(App and web page records)

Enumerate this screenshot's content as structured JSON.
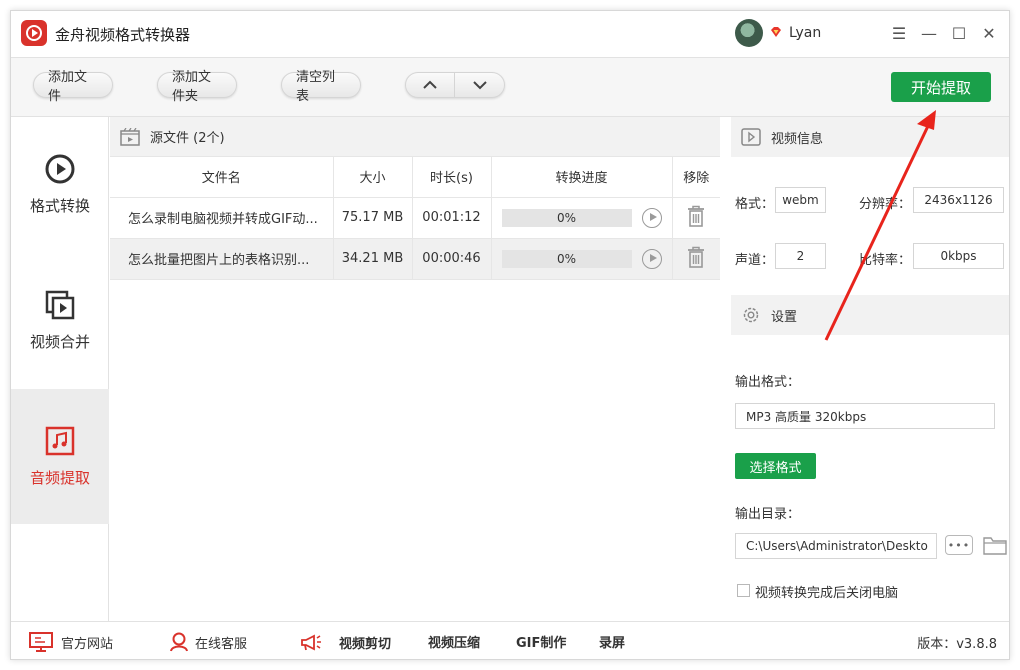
{
  "app": {
    "title": "金舟视频格式转换器",
    "username": "Lyan"
  },
  "window": {
    "menu_glyph": "☰",
    "min_glyph": "—",
    "max_glyph": "☐",
    "close_glyph": "✕"
  },
  "toolbar": {
    "add_file": "添加文件",
    "add_folder": "添加文件夹",
    "clear_list": "清空列表",
    "start": "开始提取"
  },
  "sidebar": {
    "items": [
      {
        "label": "格式转换",
        "icon": "play-circle-icon"
      },
      {
        "label": "视频合并",
        "icon": "video-merge-icon"
      },
      {
        "label": "音频提取",
        "icon": "music-note-icon",
        "active": true
      }
    ]
  },
  "file_list": {
    "header": "源文件 (2个)",
    "columns": [
      "文件名",
      "大小",
      "时长(s)",
      "转换进度",
      "移除"
    ],
    "rows": [
      {
        "name": "怎么录制电脑视频并转成GIF动...",
        "size": "75.17 MB",
        "duration": "00:01:12",
        "progress": "0%",
        "progress_value": 0
      },
      {
        "name": "怎么批量把图片上的表格识别...",
        "size": "34.21 MB",
        "duration": "00:00:46",
        "progress": "0%",
        "progress_value": 0
      }
    ]
  },
  "video_info": {
    "title": "视频信息",
    "format_label": "格式：",
    "format": "webm",
    "resolution_label": "分辨率：",
    "resolution": "2436x1126",
    "channel_label": "声道：",
    "channel": "2",
    "bitrate_label": "比特率：",
    "bitrate": "0kbps"
  },
  "settings": {
    "title": "设置",
    "output_format_label": "输出格式：",
    "output_format": "MP3 高质量 320kbps",
    "select_format": "选择格式",
    "output_dir_label": "输出目录：",
    "output_dir": "C:\\Users\\Administrator\\Deskto",
    "more_glyph": "•••",
    "shutdown_label": "视频转换完成后关闭电脑"
  },
  "statusbar": {
    "website": "官方网站",
    "support": "在线客服",
    "video_cut": "视频剪切",
    "video_compress": "视频压缩",
    "gif_make": "GIF制作",
    "record": "录屏",
    "version": "版本：v3.8.8"
  },
  "colors": {
    "accent_green": "#1aa04a",
    "brand_red": "#d9322b",
    "arrow_red": "#e8241c"
  }
}
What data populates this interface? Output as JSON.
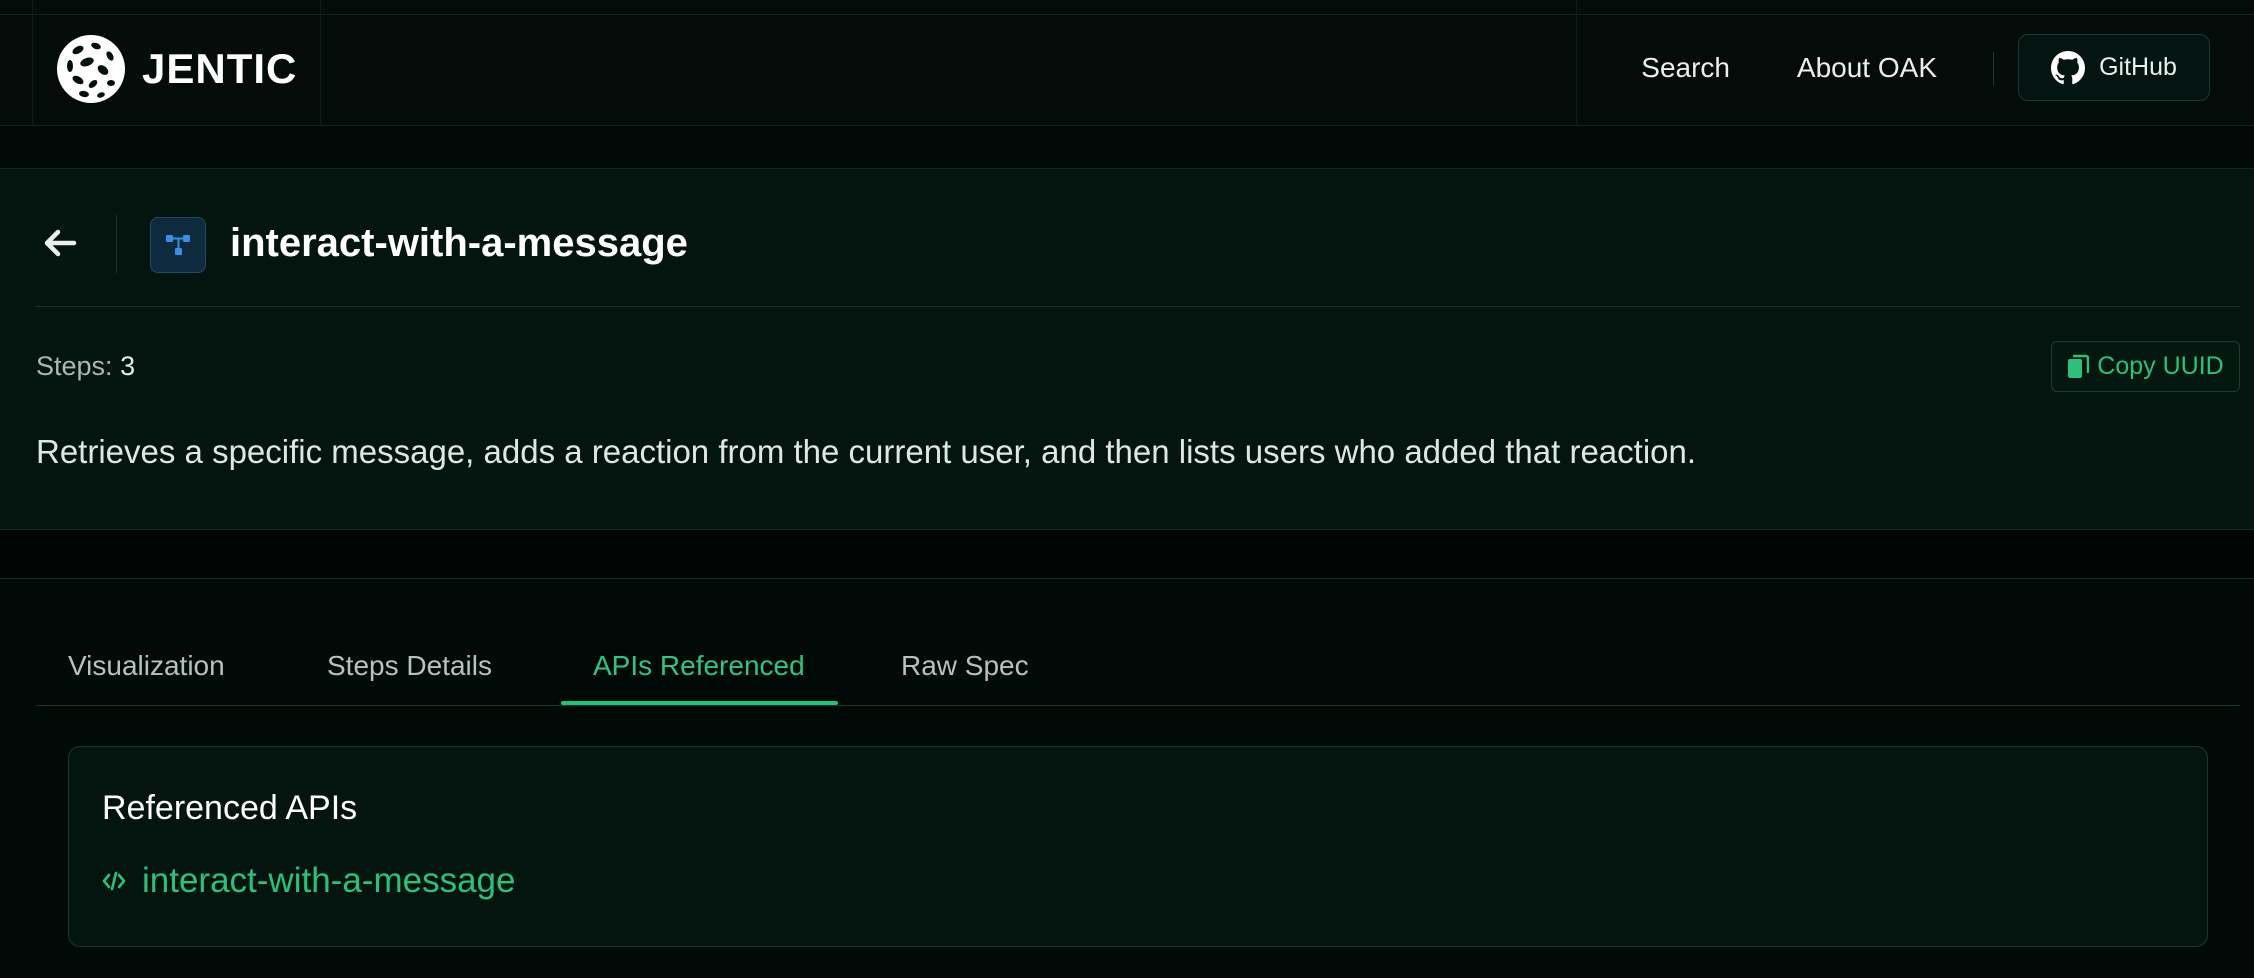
{
  "header": {
    "brand": "JENTIC",
    "nav": {
      "search": "Search",
      "about": "About OAK",
      "github": "GitHub"
    }
  },
  "workflow": {
    "title": "interact-with-a-message",
    "steps_label": "Steps:",
    "steps_value": "3",
    "copy_uuid": "Copy UUID",
    "description": "Retrieves a specific message, adds a reaction from the current user, and then lists users who added that reaction."
  },
  "tabs": [
    {
      "label": "Visualization",
      "active": false
    },
    {
      "label": "Steps Details",
      "active": false
    },
    {
      "label": "APIs Referenced",
      "active": true
    },
    {
      "label": "Raw Spec",
      "active": false
    }
  ],
  "referenced": {
    "title": "Referenced APIs",
    "apis": [
      "interact-with-a-message"
    ]
  },
  "colors": {
    "accent": "#2fbf7c",
    "background": "#020a08",
    "panel": "#04150f",
    "icon_blue": "#3b8fe0"
  },
  "icons": {
    "logo": "jentic-logo-icon",
    "github": "github-icon",
    "back": "arrow-left-icon",
    "workflow": "workflow-icon",
    "copy": "copy-icon",
    "api": "code-icon"
  }
}
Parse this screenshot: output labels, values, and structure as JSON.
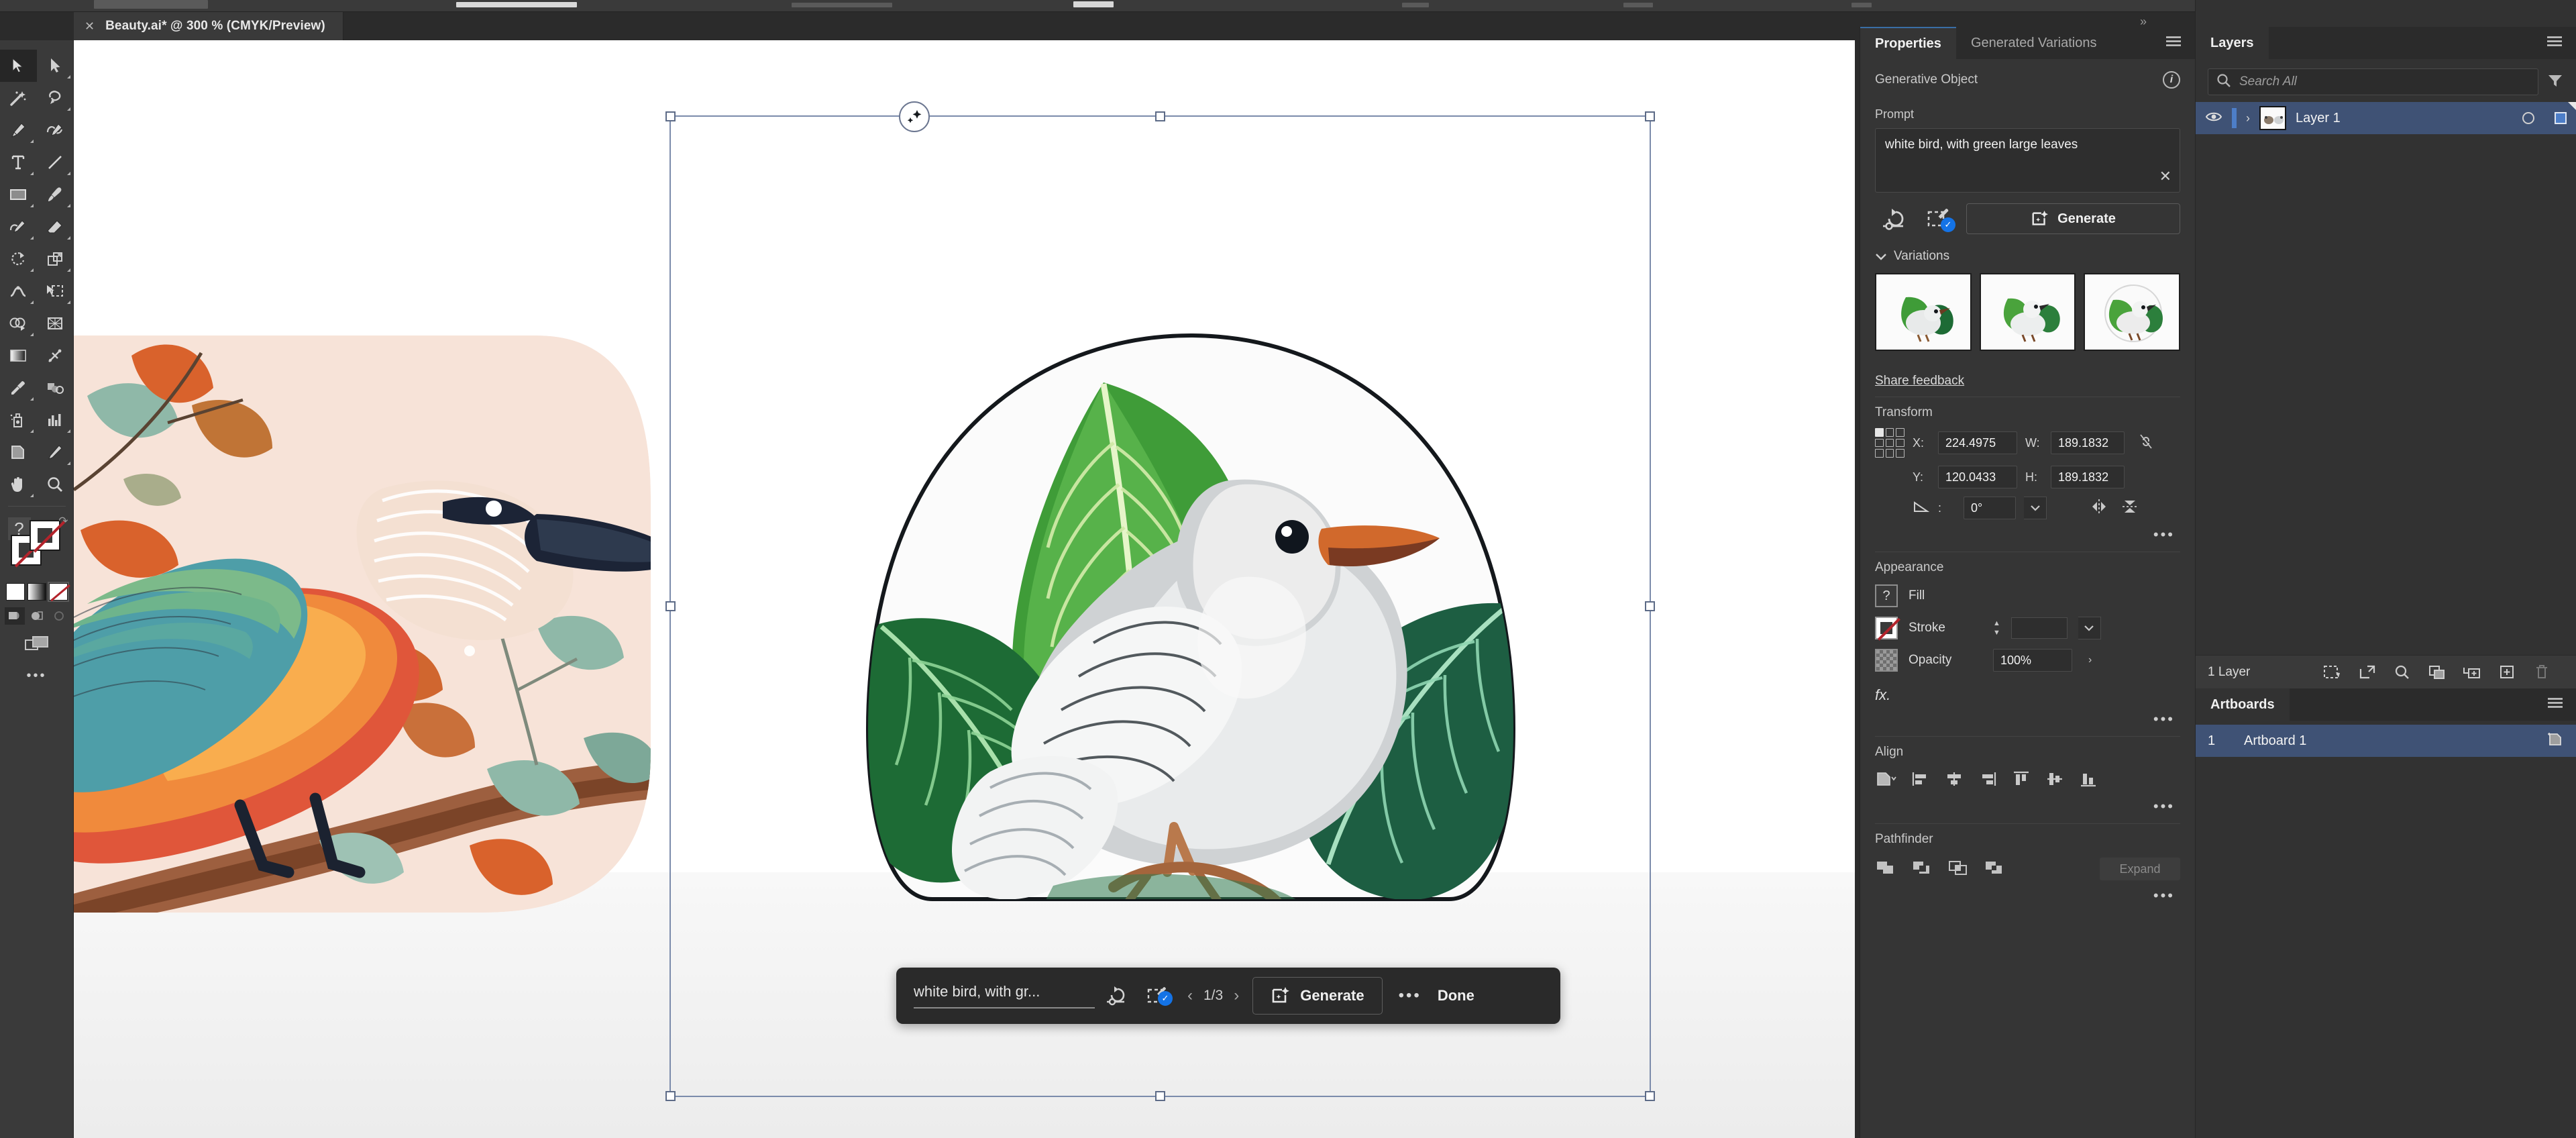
{
  "app": {
    "document_tab": {
      "title": "Beauty.ai* @ 300 % (CMYK/Preview)",
      "close_label": "✕"
    }
  },
  "toolbar": {
    "tools": [
      {
        "name": "selection-tool",
        "label": "Selection"
      },
      {
        "name": "direct-selection-tool",
        "label": "Direct Selection"
      },
      {
        "name": "magic-wand-tool",
        "label": "Magic Wand"
      },
      {
        "name": "lasso-tool",
        "label": "Lasso"
      },
      {
        "name": "pen-tool",
        "label": "Pen"
      },
      {
        "name": "curvature-tool",
        "label": "Curvature"
      },
      {
        "name": "type-tool",
        "label": "Type"
      },
      {
        "name": "line-segment-tool",
        "label": "Line Segment"
      },
      {
        "name": "rectangle-tool",
        "label": "Rectangle"
      },
      {
        "name": "paintbrush-tool",
        "label": "Paintbrush"
      },
      {
        "name": "shaper-tool",
        "label": "Shaper"
      },
      {
        "name": "eraser-tool",
        "label": "Eraser"
      },
      {
        "name": "rotate-tool",
        "label": "Rotate"
      },
      {
        "name": "scale-tool",
        "label": "Scale"
      },
      {
        "name": "width-tool",
        "label": "Width"
      },
      {
        "name": "free-transform-tool",
        "label": "Free Transform"
      },
      {
        "name": "shape-builder-tool",
        "label": "Shape Builder"
      },
      {
        "name": "perspective-grid-tool",
        "label": "Perspective Grid"
      },
      {
        "name": "gradient-tool",
        "label": "Gradient"
      },
      {
        "name": "mesh-tool",
        "label": "Mesh"
      },
      {
        "name": "eyedropper-tool",
        "label": "Eyedropper"
      },
      {
        "name": "blend-tool",
        "label": "Blend"
      },
      {
        "name": "symbol-sprayer-tool",
        "label": "Symbol Sprayer"
      },
      {
        "name": "column-graph-tool",
        "label": "Column Graph"
      },
      {
        "name": "artboard-tool",
        "label": "Artboard"
      },
      {
        "name": "slice-tool",
        "label": "Slice"
      },
      {
        "name": "hand-tool",
        "label": "Hand"
      },
      {
        "name": "zoom-tool",
        "label": "Zoom"
      }
    ],
    "selected_tool": "selection-tool",
    "fill_label": "Fill",
    "stroke_label": "Stroke",
    "fill_state": "?",
    "stroke_state": "none",
    "color_modes": [
      "color",
      "gradient",
      "none"
    ],
    "active_color_mode": "none",
    "draw_modes": [
      "draw-normal",
      "draw-behind",
      "draw-inside"
    ],
    "active_draw_mode": "draw-normal",
    "more_label": "•••"
  },
  "canvas": {
    "zoom_level": "300 %",
    "color_mode": "CMYK",
    "view_mode": "Preview",
    "selection": {
      "visible": true,
      "badge": "generative-object-badge"
    }
  },
  "gen_toolbar": {
    "prompt_text": "white bird, with gr...",
    "icons": [
      {
        "name": "generative-settings-icon"
      },
      {
        "name": "pick-color-scheme-icon",
        "checked": true
      }
    ],
    "prev_label": "‹",
    "variation_counter": "1/3",
    "next_label": "›",
    "generate_label": "Generate",
    "more_label": "•••",
    "done_label": "Done"
  },
  "properties": {
    "tabs": [
      {
        "label": "Properties",
        "active": true
      },
      {
        "label": "Generated Variations",
        "active": false
      }
    ],
    "object_type": "Generative Object",
    "prompt": {
      "label": "Prompt",
      "value": "white bird, with green large leaves",
      "clear_label": "✕"
    },
    "generate_label": "Generate",
    "variations": {
      "label": "Variations",
      "items": [
        {
          "name": "variation-1",
          "alt": "white bird with green leaves"
        },
        {
          "name": "variation-2",
          "alt": "white bird with green leaves"
        },
        {
          "name": "variation-3",
          "alt": "white bird with green leaves in circle"
        }
      ]
    },
    "share_feedback_label": "Share feedback",
    "transform": {
      "label": "Transform",
      "x_label": "X:",
      "x_value": "224.4975",
      "y_label": "Y:",
      "y_value": "120.0433",
      "w_label": "W:",
      "w_value": "189.1832",
      "h_label": "H:",
      "h_value": "189.1832",
      "angle_value": "0°",
      "link_state": "unlinked",
      "more_label": "•••"
    },
    "appearance": {
      "label": "Appearance",
      "fill_label": "Fill",
      "fill_value": "?",
      "stroke_label": "Stroke",
      "stroke_weight": "",
      "opacity_label": "Opacity",
      "opacity_value": "100%",
      "fx_label": "fx.",
      "more_label": "•••"
    },
    "align": {
      "label": "Align",
      "more_label": "•••",
      "buttons": [
        "align-to-selection",
        "align-left",
        "align-horizontal-center",
        "align-right",
        "align-top",
        "align-vertical-center",
        "align-bottom"
      ]
    },
    "pathfinder": {
      "label": "Pathfinder",
      "expand_label": "Expand",
      "more_label": "•••",
      "buttons": [
        "unite",
        "minus-front",
        "intersect",
        "exclude"
      ]
    }
  },
  "layers_panel": {
    "title": "Layers",
    "search_placeholder": "Search All",
    "rows": [
      {
        "name": "Layer 1",
        "visible": true,
        "selected": true
      }
    ],
    "footer": {
      "count_label": "1 Layer",
      "buttons": [
        "locate-object",
        "release-to-layers",
        "find-layer",
        "collect-in-new-layer",
        "create-sublayer",
        "create-new-layer",
        "delete-selection"
      ]
    }
  },
  "artboards_panel": {
    "title": "Artboards",
    "rows": [
      {
        "number": "1",
        "name": "Artboard 1",
        "selected": true
      }
    ]
  },
  "colors": {
    "panel_bg": "#353535",
    "panel_dark": "#2b2b2b",
    "selection_blue": "#3f5275",
    "accent_blue": "#1473e6",
    "layer_color": "#4d7ec8",
    "none_red": "#b3232b",
    "selection_outline": "#7b8bab"
  }
}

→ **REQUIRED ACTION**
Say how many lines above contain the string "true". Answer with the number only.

→ **TASK RESULT**
8